Cyprus-based Sea Wave Energy Ltd (SWEL), in collaboration with the University of Cyprus, Department of Mechanical and Manufacturing Engineering, performed a series of experimental tests for its wave energy technology.
SWEL has been focused on the design and development of its wave energy converter, the “Wave Line Magnet” (WM).
The company has evolved and developed its technology for more than 12 years achieving numerous patents throughout Europe, the Americas and Australasia.
According to SWEL, the results of the tests carried out provide evidence that this technology is highly competitive and can efficiently harvest wave energy to produce electricity, desalinated water and/or hydrogen.
These competitive advantages of the WM come at only a fraction of the cost of current alternatives being developed internationally, the company claims.

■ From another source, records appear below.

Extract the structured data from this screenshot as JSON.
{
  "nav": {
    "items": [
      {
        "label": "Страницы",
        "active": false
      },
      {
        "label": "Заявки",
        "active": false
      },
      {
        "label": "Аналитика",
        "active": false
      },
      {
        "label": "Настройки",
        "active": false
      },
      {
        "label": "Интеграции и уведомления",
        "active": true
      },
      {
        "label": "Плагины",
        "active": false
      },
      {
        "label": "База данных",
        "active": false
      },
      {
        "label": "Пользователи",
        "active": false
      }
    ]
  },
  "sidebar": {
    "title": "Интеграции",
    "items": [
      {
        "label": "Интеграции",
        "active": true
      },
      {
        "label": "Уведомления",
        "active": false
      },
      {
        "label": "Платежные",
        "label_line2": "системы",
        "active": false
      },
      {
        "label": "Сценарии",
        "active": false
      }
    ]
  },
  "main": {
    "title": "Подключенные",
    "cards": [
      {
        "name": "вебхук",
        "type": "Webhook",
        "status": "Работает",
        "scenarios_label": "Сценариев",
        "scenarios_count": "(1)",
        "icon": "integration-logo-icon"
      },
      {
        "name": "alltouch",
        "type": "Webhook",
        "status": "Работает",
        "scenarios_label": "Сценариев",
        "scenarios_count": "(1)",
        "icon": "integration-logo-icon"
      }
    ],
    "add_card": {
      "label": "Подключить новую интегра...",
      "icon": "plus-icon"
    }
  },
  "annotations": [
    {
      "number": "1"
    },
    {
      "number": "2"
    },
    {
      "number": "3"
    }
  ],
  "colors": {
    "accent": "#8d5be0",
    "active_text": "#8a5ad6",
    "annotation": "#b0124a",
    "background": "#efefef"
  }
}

Inventor and CEO, Adam Zakheos indicated that the company will now be moving onto the next round of developments and strategic alliances with the aim of having an operational commercialised system deployed within 2 to 4 years.
Zakheos, said: “We can show how a commercial sized device using our technology will achieve a Levelised Cost of Energy (LCoE) less than 1cent €/KWhr, crushing today’s wave energy industry reference value of 85cent €/KWh.”

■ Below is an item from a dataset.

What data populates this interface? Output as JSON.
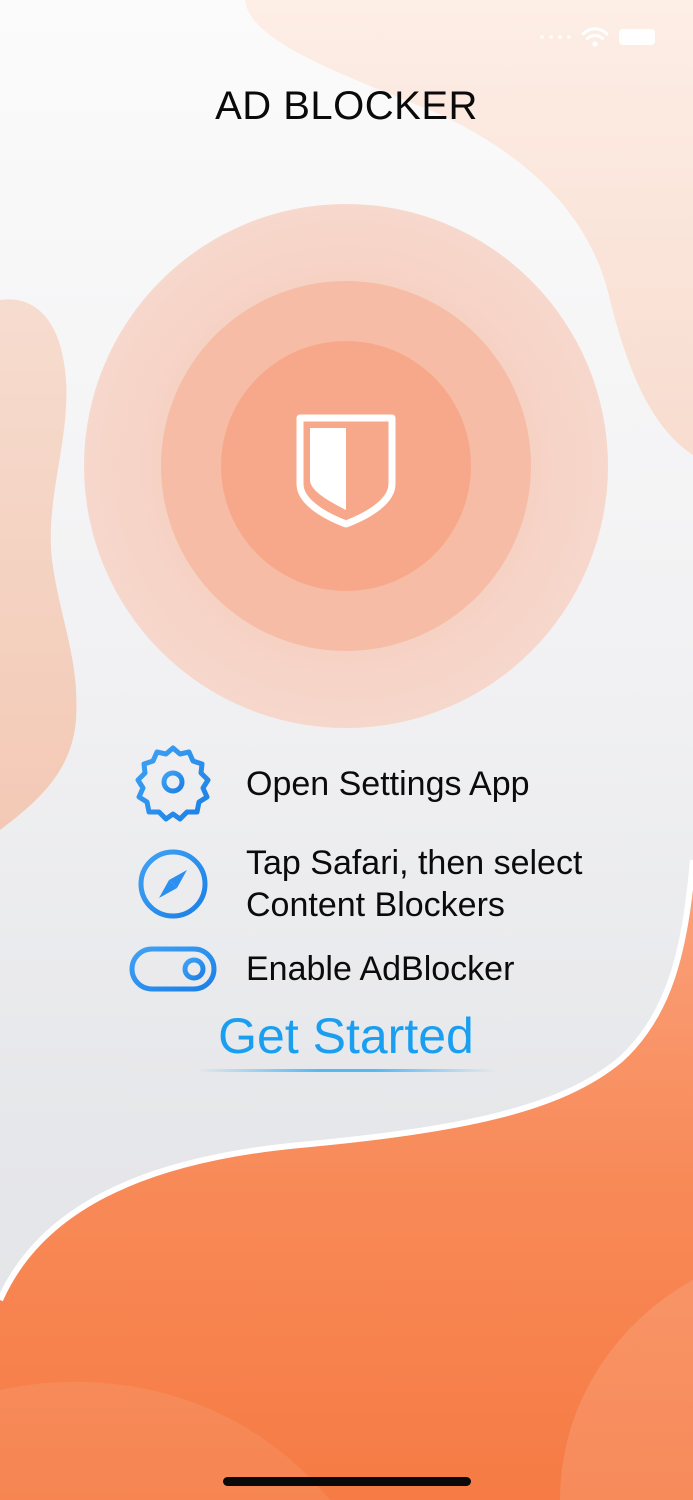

The University report prepared by Dr.Dimokratis G.E. Grigoriadis (Assistant Professor) and Charalambos Frantzis (PhD Student), states that the WM is capable of converting a significant amount of energy in both low and high wave heights.
The design of the WM and its operation is said to have the potential to overcome several difficulties currently faced by the wave energy sector, such as those related to survivability and durability. Moreover, the WM is expected to reach low construction/operation/maintenance costs, leading to a highly competitive LCoE.
In addition, SWEL said that this technology could be the answer to water and renewable energy issues, providing low carbon, cost effective solutions to countries and remote regions around the world.